In an evolving economy, it is business as usual when you receive a memo announcing a merger, acquisition, or CEO change. While organizational change presents challenges to professionals in all areas of a company, these changes can be particularly challenging when you work in sustainability, corporate responsibility, and community involvement.
For corporate citizenship professionals, such changes can have direct impacts on your grantees, programs, and even philanthropic priorities. The field in general has gained stature, the social and business benefits of your programs are well-known and understood by the current leadership, but will the priorities remain the same? Will you have to off-ramp with a charity that you’ve worked with for years? When a CEO who supported your corporate citizenship efforts decides to take an opportunity elsewhere, or a merger forces two different priority lists to compete, what is a citizenship professional to do?
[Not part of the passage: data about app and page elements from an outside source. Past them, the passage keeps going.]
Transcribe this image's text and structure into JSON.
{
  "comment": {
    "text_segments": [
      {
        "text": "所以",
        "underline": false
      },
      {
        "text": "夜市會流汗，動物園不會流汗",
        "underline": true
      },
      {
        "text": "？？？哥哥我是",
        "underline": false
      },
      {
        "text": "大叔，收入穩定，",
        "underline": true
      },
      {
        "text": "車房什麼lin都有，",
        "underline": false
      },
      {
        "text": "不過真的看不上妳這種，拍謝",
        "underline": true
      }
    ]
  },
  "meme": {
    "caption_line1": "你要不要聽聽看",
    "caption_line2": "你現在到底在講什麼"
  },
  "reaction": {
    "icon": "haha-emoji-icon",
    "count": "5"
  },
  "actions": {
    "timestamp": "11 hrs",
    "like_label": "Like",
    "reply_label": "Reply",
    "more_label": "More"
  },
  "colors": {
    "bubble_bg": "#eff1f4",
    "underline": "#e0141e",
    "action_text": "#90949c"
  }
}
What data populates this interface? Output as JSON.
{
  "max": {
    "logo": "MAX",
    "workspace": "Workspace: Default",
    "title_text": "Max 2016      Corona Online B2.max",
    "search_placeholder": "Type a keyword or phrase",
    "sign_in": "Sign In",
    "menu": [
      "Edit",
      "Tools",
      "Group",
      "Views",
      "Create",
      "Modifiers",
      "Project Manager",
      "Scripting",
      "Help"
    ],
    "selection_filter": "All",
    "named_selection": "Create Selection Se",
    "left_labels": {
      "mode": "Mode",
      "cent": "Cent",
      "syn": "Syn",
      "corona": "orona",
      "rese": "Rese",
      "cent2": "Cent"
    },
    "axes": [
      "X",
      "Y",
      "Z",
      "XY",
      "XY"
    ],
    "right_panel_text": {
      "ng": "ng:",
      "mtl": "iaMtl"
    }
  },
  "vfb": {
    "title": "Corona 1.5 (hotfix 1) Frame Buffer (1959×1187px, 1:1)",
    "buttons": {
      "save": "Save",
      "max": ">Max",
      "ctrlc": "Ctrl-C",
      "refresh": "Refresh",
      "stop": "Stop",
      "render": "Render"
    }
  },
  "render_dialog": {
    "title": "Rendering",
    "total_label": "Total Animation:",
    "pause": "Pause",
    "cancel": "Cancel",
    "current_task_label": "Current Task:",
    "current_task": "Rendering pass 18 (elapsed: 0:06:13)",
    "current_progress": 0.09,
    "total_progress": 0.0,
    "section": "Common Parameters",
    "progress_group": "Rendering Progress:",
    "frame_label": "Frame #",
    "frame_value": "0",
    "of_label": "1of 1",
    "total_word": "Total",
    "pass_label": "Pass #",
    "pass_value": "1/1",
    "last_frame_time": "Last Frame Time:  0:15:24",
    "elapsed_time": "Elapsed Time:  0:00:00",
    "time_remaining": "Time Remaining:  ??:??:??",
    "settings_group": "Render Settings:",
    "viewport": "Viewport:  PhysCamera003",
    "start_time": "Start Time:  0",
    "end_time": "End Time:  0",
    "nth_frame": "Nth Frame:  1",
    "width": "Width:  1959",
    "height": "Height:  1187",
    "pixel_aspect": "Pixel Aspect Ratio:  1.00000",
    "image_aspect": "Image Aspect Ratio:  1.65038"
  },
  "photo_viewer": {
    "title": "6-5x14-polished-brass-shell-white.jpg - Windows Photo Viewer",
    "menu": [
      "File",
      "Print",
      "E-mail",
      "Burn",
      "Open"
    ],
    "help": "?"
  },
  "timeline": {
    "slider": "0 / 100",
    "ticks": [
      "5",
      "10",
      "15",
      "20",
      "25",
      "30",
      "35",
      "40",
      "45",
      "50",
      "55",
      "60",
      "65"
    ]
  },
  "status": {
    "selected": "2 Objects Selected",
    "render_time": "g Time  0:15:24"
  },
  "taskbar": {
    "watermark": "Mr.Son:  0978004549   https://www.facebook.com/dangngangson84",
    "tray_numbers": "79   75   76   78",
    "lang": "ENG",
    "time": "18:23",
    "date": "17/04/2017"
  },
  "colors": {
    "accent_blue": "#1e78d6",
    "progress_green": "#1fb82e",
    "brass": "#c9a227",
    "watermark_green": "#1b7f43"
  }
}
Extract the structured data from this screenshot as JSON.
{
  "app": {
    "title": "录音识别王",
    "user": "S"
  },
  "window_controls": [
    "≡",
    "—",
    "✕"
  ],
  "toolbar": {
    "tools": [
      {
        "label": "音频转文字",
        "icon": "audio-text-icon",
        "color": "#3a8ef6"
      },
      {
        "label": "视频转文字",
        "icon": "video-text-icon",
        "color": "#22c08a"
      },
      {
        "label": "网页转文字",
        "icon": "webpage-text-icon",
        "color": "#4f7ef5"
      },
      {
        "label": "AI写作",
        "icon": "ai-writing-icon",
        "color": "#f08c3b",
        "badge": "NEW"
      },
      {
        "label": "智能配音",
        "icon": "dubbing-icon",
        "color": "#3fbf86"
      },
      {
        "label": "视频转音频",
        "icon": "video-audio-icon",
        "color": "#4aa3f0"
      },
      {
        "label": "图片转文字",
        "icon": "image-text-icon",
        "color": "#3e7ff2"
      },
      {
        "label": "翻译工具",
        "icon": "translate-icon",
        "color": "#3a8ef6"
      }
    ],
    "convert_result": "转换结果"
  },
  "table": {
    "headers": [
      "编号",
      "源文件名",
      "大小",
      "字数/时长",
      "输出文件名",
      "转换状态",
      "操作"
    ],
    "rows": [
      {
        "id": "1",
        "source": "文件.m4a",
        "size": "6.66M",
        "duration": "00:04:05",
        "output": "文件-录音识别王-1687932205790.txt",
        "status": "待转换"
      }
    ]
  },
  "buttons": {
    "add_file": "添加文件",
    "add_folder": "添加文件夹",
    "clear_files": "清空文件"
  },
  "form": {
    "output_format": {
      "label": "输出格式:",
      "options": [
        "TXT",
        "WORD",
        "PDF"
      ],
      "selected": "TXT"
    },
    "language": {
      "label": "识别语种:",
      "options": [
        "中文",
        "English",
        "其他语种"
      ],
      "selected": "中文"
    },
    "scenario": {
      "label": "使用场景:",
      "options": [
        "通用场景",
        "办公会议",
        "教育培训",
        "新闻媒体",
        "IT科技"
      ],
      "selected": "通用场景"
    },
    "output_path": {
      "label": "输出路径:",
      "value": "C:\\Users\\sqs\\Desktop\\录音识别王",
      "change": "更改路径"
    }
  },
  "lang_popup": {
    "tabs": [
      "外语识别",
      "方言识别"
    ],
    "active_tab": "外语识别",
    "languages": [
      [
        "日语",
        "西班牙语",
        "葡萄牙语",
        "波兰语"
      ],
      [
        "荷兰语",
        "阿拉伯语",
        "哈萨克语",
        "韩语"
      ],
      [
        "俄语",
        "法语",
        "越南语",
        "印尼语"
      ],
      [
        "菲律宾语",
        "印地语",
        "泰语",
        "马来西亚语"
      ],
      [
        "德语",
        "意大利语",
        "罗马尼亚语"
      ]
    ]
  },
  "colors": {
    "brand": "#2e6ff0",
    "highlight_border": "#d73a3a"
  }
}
Suncor and Illinois Tool Works (ITW) both know what it’s like to be in the middle of organizational change. For ITW, the constant state of growth and acquisition creates a fluid atmosphere of change in which the corporate citizenship department has learned to flourish. Illinois Tool Works is a decentralized company, owning 100-plus brands and companies, and thousands of patents. Rosemary Matzl serves as the company’s Director of Community Relations, acting as Secretary to the ITW Foundation Board of Directors. Through the Foundation she manages all grant and pledge requests for funding, as well as the Matching Gift Program, Volunteer Program, United Way campaign and two Scholarship Programs. In addition, Rosemary manages corporate contributions to include funding/sponsorships, in-kind giving, and pro-bono. Her previous experience is diverse. She has run a restaurant, a Foundation, an HR department, and currently sits on the board of several foundations and charities.
Cathy Glover of Suncor has had the unique experience of a merger of equals at the same time that EnCana was splitting into two separate companies. Soon after, there was an almost complete turnover of leadership. After almost 20 years with the nonprofit sector, Cathy joined Suncor Energy Inc. to manage both the Suncor Energy Foundation and the Corporate Community Investments programs in early 2001. Her responsibilities include the strategic management of Suncor’s community investment and involvement programs including grants and employee programs in Canada and internationally. In this role, Cathy works closely with groups and individuals who are impacted by Suncor’s operations to build positive, long-term relationships that encourage collective action and lead to the development of sustainable and resilient communities.
In a Sept. 4 webinar, Preparing for organizational change: A professional development guide, Rosemary and Cathy will help us to explore how you can anticipate the challenges different changes might present, prepare yourself and your team for difficult decisions, and develop key competencies that will serve you well through transition. We encourage companies to recognize the opportunities inherent in such situations to identify the positive changes they would like to make in programs and bring them to fruition. Join us to learn from the experience of Rosemary and Cathy so that you too can manage through organizational change!